Yoga classes can vary from gentle and accommodating to strenuous and challenging; the choice of style tends to be based on physical ability and personal preference. Hatha yoga, the most common type of yoga practiced in the United States, combines three elements: physical poses, called asanas; controlled breathing practiced in conjunction with asanas; and a short period of deep relaxation or meditation.
Available reviews of a wide range of yoga practices suggest they can reduce the impact of exaggerated stress responses and may be helpful for both anxiety and depression. In this respect, yoga functions like other self-soothing techniques, such as meditation, relaxation, exercise, or even socializing with friends.
By reducing perceived stress and anxiety, yoga appears to modulate stress response systems. This, in turn, decreases physiological arousal — for example, reducing the heart rate, lowering blood pressure, and easing respiration. There is also evidence that yoga practices help increase heart rate variability, an indicator of the body's ability to respond to stress more flexibly.
A small but intriguing study done at the University of Utah provided some insight into the effect of yoga on the stress response by looking at the participants' responses to pain. The researchers noted that people who have a poorly regulated response to stress are also more sensitive to pain. Their subjects were 12 experienced yoga practitioners, 14 people with fibromyalgia (a condition many researchers consider a stress-related illness that is characterized by hypersensitivity to pain), and 16 healthy volunteers.
When the three groups were subjected to more or less painful thumbnail pressure, the participants with fibromyalgia — as expected — perceived pain at lower pressure levels compared with the other subjects. Functional MRIs showed they also had the greatest activity in areas of the brain associated with the pain response. In contrast, the yoga practitioners had the highest pain tolerance and lowest pain-related brain activity during the MRI. The study underscores the value of techniques, such as yoga, that can help a person regulate their stress and, therefore, pain responses.
Although many forms of yoga practice are safe, some are strenuous and may not be appropriate for everyone. In particular, elderly patients or those with mobility problems may want to check first with a clinician before choosing yoga as a treatment option.
But for many patients dealing with depression, anxiety, or stress, yoga may be a very appealing way to better manage symptoms. Indeed, the scientific study of yoga demonstrates that mental and physical health are not just closely allied, but are essentially equivalent. The evidence is growing that yoga practice is a relatively low-risk, high-yield approach to improving overall health.

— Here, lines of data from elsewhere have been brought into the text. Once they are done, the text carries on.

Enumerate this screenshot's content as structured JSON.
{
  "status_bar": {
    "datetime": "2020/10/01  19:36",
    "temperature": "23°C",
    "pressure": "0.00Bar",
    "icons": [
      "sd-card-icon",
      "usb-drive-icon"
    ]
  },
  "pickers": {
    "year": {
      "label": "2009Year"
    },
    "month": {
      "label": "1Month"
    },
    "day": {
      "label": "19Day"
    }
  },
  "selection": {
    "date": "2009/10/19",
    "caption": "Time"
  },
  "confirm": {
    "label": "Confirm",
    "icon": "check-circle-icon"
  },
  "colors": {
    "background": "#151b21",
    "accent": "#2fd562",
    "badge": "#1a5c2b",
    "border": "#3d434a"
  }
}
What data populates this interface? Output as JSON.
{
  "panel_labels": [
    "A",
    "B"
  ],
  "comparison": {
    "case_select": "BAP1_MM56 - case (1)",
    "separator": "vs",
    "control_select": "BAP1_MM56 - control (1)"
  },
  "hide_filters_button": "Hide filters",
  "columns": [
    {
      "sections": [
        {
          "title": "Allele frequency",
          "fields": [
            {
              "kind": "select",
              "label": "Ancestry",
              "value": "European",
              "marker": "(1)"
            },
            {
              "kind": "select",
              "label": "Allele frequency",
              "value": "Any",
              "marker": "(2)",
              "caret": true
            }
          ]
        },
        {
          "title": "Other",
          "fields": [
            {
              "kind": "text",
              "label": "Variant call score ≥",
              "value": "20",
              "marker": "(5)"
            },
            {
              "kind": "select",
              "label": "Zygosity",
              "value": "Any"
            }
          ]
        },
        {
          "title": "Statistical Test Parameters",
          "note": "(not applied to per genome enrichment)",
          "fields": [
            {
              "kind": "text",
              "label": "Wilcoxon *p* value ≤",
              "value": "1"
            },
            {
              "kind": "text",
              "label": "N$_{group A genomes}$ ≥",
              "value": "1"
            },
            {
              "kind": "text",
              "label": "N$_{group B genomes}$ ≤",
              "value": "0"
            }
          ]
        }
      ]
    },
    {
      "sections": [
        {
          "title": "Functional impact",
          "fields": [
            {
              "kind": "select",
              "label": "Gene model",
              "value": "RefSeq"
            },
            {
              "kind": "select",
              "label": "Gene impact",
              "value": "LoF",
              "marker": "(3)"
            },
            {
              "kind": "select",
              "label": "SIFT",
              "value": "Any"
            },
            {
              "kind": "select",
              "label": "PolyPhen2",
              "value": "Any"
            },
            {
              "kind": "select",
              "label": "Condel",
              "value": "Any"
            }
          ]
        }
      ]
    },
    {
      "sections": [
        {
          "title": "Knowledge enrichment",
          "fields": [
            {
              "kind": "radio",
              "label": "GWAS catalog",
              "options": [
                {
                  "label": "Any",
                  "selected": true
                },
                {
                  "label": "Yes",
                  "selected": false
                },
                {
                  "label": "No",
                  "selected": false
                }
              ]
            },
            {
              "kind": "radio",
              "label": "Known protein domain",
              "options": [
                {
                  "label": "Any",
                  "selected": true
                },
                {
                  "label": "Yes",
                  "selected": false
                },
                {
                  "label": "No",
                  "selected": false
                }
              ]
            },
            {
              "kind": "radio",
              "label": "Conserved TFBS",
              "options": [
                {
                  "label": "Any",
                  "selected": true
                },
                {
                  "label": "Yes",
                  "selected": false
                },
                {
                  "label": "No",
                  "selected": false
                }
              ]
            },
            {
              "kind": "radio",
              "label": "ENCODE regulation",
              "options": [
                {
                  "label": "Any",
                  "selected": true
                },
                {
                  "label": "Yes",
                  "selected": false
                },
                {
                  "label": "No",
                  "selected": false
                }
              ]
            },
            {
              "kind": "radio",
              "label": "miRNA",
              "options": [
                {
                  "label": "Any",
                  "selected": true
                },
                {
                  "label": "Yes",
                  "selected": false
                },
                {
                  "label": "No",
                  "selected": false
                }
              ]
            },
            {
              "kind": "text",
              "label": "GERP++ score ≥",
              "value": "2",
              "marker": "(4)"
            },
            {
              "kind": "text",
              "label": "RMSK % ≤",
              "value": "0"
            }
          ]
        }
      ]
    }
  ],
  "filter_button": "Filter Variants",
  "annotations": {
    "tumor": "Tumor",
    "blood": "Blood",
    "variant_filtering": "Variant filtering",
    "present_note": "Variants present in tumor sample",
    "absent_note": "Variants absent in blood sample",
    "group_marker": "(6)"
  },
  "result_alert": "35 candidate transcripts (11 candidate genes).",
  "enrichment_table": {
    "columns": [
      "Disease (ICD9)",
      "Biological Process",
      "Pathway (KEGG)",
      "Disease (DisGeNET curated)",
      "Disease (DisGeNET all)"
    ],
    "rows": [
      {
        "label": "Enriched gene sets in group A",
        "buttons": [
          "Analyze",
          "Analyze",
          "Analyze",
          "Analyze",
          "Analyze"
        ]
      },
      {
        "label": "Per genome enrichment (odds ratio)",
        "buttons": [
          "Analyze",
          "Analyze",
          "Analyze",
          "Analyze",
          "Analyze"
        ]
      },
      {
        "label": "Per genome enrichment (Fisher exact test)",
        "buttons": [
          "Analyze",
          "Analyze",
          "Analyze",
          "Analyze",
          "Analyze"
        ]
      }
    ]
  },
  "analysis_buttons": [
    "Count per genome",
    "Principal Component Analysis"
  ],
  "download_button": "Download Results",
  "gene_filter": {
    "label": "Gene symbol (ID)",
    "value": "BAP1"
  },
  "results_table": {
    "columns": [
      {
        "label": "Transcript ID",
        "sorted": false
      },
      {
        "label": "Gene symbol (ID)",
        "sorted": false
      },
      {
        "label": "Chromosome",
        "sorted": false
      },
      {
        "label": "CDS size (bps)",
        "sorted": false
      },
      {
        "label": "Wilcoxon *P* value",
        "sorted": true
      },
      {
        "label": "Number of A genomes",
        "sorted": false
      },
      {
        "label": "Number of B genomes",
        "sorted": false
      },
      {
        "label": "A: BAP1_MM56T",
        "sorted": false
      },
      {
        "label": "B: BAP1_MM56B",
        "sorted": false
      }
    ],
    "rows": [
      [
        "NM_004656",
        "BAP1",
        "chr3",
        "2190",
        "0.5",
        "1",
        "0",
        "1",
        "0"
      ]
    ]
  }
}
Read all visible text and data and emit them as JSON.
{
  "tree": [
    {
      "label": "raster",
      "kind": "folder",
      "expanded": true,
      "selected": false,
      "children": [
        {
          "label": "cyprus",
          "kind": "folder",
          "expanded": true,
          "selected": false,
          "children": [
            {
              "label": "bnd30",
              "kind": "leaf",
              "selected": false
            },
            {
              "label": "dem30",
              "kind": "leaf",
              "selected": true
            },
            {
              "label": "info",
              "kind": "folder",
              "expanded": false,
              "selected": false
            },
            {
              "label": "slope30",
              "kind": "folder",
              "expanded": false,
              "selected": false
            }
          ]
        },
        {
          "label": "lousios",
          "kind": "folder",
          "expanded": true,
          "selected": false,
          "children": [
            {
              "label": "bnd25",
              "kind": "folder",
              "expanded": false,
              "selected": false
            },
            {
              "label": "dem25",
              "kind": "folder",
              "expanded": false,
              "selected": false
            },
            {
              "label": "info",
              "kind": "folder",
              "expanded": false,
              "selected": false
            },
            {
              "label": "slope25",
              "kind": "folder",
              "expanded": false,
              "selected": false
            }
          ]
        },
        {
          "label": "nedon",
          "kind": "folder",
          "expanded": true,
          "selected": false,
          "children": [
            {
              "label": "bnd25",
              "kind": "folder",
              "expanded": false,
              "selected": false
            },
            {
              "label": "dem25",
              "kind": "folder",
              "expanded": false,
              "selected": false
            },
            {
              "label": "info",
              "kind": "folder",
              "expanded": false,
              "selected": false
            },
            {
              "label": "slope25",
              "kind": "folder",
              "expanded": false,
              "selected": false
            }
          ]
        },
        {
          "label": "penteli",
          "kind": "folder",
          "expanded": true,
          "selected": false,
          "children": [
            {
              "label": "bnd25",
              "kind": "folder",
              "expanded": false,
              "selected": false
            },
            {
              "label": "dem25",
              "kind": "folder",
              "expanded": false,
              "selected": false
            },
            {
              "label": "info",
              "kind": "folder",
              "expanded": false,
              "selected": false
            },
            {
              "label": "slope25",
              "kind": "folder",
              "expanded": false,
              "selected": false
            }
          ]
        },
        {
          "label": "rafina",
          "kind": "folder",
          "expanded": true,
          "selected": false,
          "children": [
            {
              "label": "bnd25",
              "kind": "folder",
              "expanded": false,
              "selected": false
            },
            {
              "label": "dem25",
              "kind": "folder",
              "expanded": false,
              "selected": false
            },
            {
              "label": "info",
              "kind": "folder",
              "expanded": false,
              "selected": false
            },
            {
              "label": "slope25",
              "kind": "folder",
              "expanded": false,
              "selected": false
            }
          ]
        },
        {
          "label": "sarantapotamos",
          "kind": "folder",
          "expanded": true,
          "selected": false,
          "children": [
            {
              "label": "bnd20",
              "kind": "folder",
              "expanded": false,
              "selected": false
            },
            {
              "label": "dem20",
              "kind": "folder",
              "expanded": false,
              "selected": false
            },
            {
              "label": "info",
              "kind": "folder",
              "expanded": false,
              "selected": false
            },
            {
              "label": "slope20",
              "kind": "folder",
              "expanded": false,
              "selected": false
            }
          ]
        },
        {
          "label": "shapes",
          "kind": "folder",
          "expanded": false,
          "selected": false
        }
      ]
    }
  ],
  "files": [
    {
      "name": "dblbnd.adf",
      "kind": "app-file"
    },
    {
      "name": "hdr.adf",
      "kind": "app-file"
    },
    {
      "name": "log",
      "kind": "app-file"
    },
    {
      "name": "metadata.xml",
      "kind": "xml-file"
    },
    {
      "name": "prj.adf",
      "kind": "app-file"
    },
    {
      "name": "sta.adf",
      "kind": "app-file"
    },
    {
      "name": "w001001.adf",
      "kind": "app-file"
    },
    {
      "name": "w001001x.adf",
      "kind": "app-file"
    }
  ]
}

For more advice about reducing anxiety, visit our online Stress Resource Center at www.health.harvard.edu/stress.